WE BUY used cars, used furniture, and sometimes even used clothes, but buying used electronics seems the riskiest of all, because you never know if they are going to stop working as soon as you get home.
Still you can save money by shopping for used electronics and you will probably come out on top if you ask the right questions and take the following steps:
Some products last a long time, some do not. Also, there are versions of particular products that may have a known fault to them. Read online reviews, then you can ask the owner questions to get an idea of if the product may have these problems. You can look closely at the used electronic in person to see if these defects are present. Another thing to consider, what does the device come with if you buy it new? This way, you'll know if there is anything missing, and the price should be adjusted to suit.
2. The lingo.
A refurbished product hasn't necessarily been used; it may have been sent back to the manufacturer for a cosmetic reason, fixed accordingly, and sold as refurbished (often with a manufacturer's warranty). A reconditioned item, on the other hand, has been used and fixed up; they usually come with a warranty from the company who's selling it, but not from the manufacturer.

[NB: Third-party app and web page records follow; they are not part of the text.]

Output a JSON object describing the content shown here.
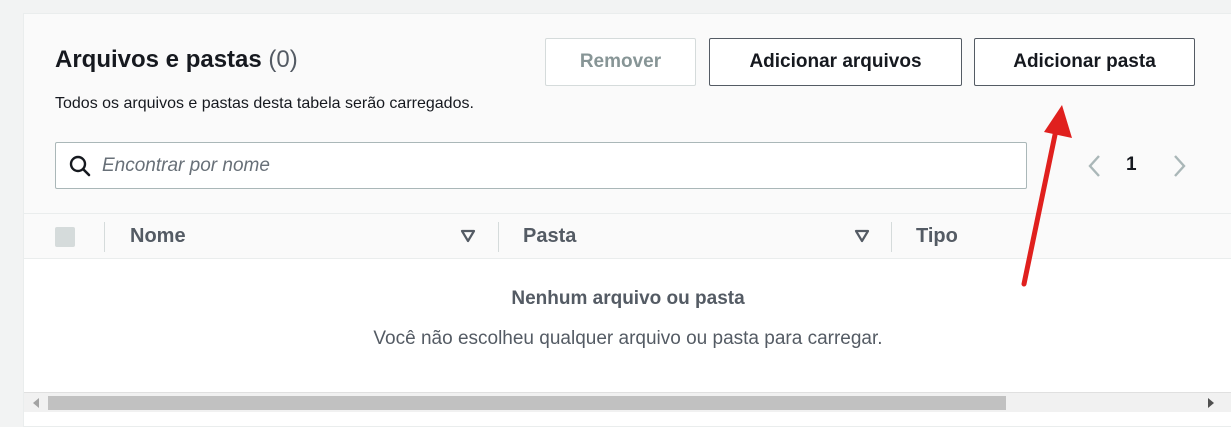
{
  "header": {
    "title": "Arquivos e pastas",
    "count": "(0)",
    "subtitle": "Todos os arquivos e pastas desta tabela serão carregados."
  },
  "buttons": {
    "remove": "Remover",
    "add_files": "Adicionar arquivos",
    "add_folder": "Adicionar pasta"
  },
  "search": {
    "placeholder": "Encontrar por nome",
    "value": ""
  },
  "pagination": {
    "current_page": "1"
  },
  "table": {
    "columns": [
      "Nome",
      "Pasta",
      "Tipo"
    ]
  },
  "empty_state": {
    "title": "Nenhum arquivo ou pasta",
    "description": "Você não escolheu qualquer arquivo ou pasta para carregar."
  },
  "colors": {
    "annotation_arrow": "#e0201e",
    "button_border": "#545b64",
    "disabled_text": "#879596"
  }
}
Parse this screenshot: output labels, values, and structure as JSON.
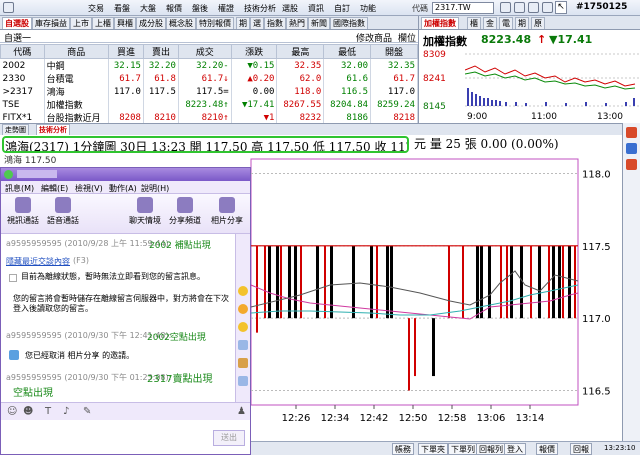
{
  "menubar": {
    "items": [
      "交易",
      "看盤",
      "大盤",
      "報價",
      "盤後",
      "權證",
      "技術分析",
      "選股",
      "資訊",
      "自訂",
      "功能"
    ],
    "code_label": "代碼",
    "code_value": "2317.TW",
    "id_badge": "#1750125"
  },
  "quote_tabs": [
    "自選股",
    "庫存損益",
    "上市",
    "上櫃",
    "興櫃",
    "成分股",
    "概念股",
    "特別報價",
    "期",
    "選",
    "指數",
    "熱門",
    "新聞",
    "國際指數"
  ],
  "group_bar": {
    "group": "自選一",
    "edit": "修改商品",
    "column": "欄位"
  },
  "quote_table": {
    "headers": [
      "代碼",
      "商品",
      "買進",
      "賣出",
      "成交",
      "漲跌",
      "最高",
      "最低",
      "開盤"
    ],
    "rows": [
      {
        "code": "2002",
        "name": "中鋼",
        "bid": "32.15",
        "ask": "32.20",
        "last": "32.20",
        "last_mark": "-",
        "change": "▼0.15",
        "high": "32.35",
        "low": "32.00",
        "open": "32.35",
        "color": "green"
      },
      {
        "code": "2330",
        "name": "台積電",
        "bid": "61.7",
        "ask": "61.8",
        "last": "61.7",
        "last_mark": "↓",
        "change": "▲0.20",
        "high": "62.0",
        "low": "61.6",
        "open": "61.7",
        "color": "red"
      },
      {
        "code": ">2317",
        "name": "鴻海",
        "bid": "117.0",
        "ask": "117.5",
        "last": "117.5",
        "last_mark": "=",
        "change": "0.00",
        "high": "118.0",
        "low": "116.5",
        "open": "117.0",
        "color": "black"
      },
      {
        "code": "TSE",
        "name": "加權指數",
        "bid": "",
        "ask": "",
        "last": "8223.48",
        "last_mark": "↑",
        "change": "▼17.41",
        "high": "8267.55",
        "low": "8204.84",
        "open": "8259.24",
        "color": "green"
      },
      {
        "code": "FITX*1",
        "name": "台股指數近月",
        "bid": "8208",
        "ask": "8210",
        "last": "8210",
        "last_mark": "↑",
        "change": "▼1",
        "high": "8232",
        "low": "8186",
        "open": "8218",
        "color": "red"
      }
    ]
  },
  "index_panel": {
    "tabs": [
      "加權指數",
      "櫃",
      "金",
      "電",
      "期",
      "原"
    ],
    "name": "加權指數",
    "value": "8223.48",
    "value_mark": "↑",
    "change": "▼17.41",
    "y_ticks": [
      "8309",
      "8241",
      "8145"
    ],
    "x_ticks": [
      "9:00",
      "11:00",
      "13:00"
    ]
  },
  "chart_tabs": [
    "走勢圖",
    "技術分析"
  ],
  "chart_header": {
    "title": "鴻海(2317) 1分鐘圖 30日 13:23 開 117.50 高 117.50 低 117.50 收 117.50",
    "tail": "元 量 25 張 0.00 (0.00%)",
    "legend": "鴻海 117.50"
  },
  "chart_data": {
    "type": "bar",
    "x_ticks": [
      "12:26",
      "12:34",
      "12:42",
      "12:50",
      "12:58",
      "13:06",
      "13:14"
    ],
    "y_ticks": [
      "118.0",
      "117.5",
      "117.0",
      "116.5"
    ],
    "ylim": [
      116.4,
      118.1
    ]
  },
  "statusbar": {
    "buttons": [
      "帳務",
      "下單夾",
      "下單列",
      "回報列",
      "登入",
      "報價",
      "回報"
    ],
    "time": "13:23:10"
  },
  "messenger": {
    "menu": [
      "訊息(M)",
      "編輯(E)",
      "檢視(V)",
      "動作(A)",
      "說明(H)"
    ],
    "tools": [
      "視訊通話",
      "語音通話",
      "聊天情境",
      "分享頻道",
      "相片分享"
    ],
    "lines": [
      {
        "meta": "a9595959595 (2010/9/28 上午 11:59:44):",
        "text": "2002 補點出現"
      },
      {
        "link": "隱藏最近交談內容",
        "suffix": "(F3)"
      },
      {
        "text": "目前為離線狀態，暫時無法立即看到您的留言訊息。"
      },
      {
        "text": "您的留言將會暫時儲存在離線留言伺服器中，對方將會在下次登入後讀取您的留言。"
      },
      {
        "meta": "a9595959595 (2010/9/30 下午 12:41:48):",
        "text": "2002空點出現"
      },
      {
        "text": "您已經取消 相片分享 的邀請。"
      },
      {
        "meta": "a9595959595 (2010/9/30 下午 01:23:08):",
        "text": "2317賣點出現"
      },
      {
        "text": "空點出現"
      }
    ],
    "send": "送出"
  }
}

If the manufacturer did it, then there is less risk involved than if it was done by a third party. You might also be able to find out what about the product was fixed or changed.
If you are buying from a retail chain or other reputable seller, chances are there will be a warranty of some sort provided. Find out how long this lasts and what it covers. Can you buy additional coverage? If so, for how long and how much does it cost? Even if you choose not to get the extended warranty, the fact that it's offered might indicate the company or manufacturer's confidence in the product. A short warranty (about 6-months and under) could indicate a lack of confidence in the product.
5. Return and exchange policy.
Most reputable places won't even ask questions if you return a product within a month or so.
If you are buying from someone besides a retail chain, this is especially important. While this won't guarantee that it won't break later, it at least makes sure that you have a currently working product.
7. Receipts and/or paperwork.
If you have any sort of warranty for the product, you will need this to receive a repair or replacement. This is especially important if you are paying with cash. Only a receipt can prove that you purchased it and when. Keep that receipt in a safe place for at least as long as the warranty lasts. Make sure that it is in good condition or it won't be worth it.
Finding refurbished electronics
THE hunt for refurbished electronics are for those looking for the best bargains. Basically, the item is not new, but remanufactured to the original specifications.
Technicians make sure the product is in grade-A condition, so it provides the same service lifespan a brand new product. Here's how to find refurbished electronics:
* Identify the specific products you are looking for. Try to get as much information about the product as possible to compare against model numbers, and other specs in online catalogs or inventory databases.
* Do a quick online search. For example, entering "refurbished plasma TV" may get you to a number of refurbished electronics vendors who will show you specific offers and details on particular TV models.
* Use visual "e-catalogs" to find the products that you are looking for. Take note of special features and specifications and plan your purchases.
* Review the online retailer's site for return policies, shipping policies, warranty and other important information. Most of these sites should also have a phone number you can call.
* Look for refurbished items from regional electronics stores. Locate stores in your area, and ask if they offer deals on refurbished products.
* Find manufacturerdirect outlets. Often, shoppers can get factory-direct refurbished goods from the electronics manufacturers' factory outlet stores.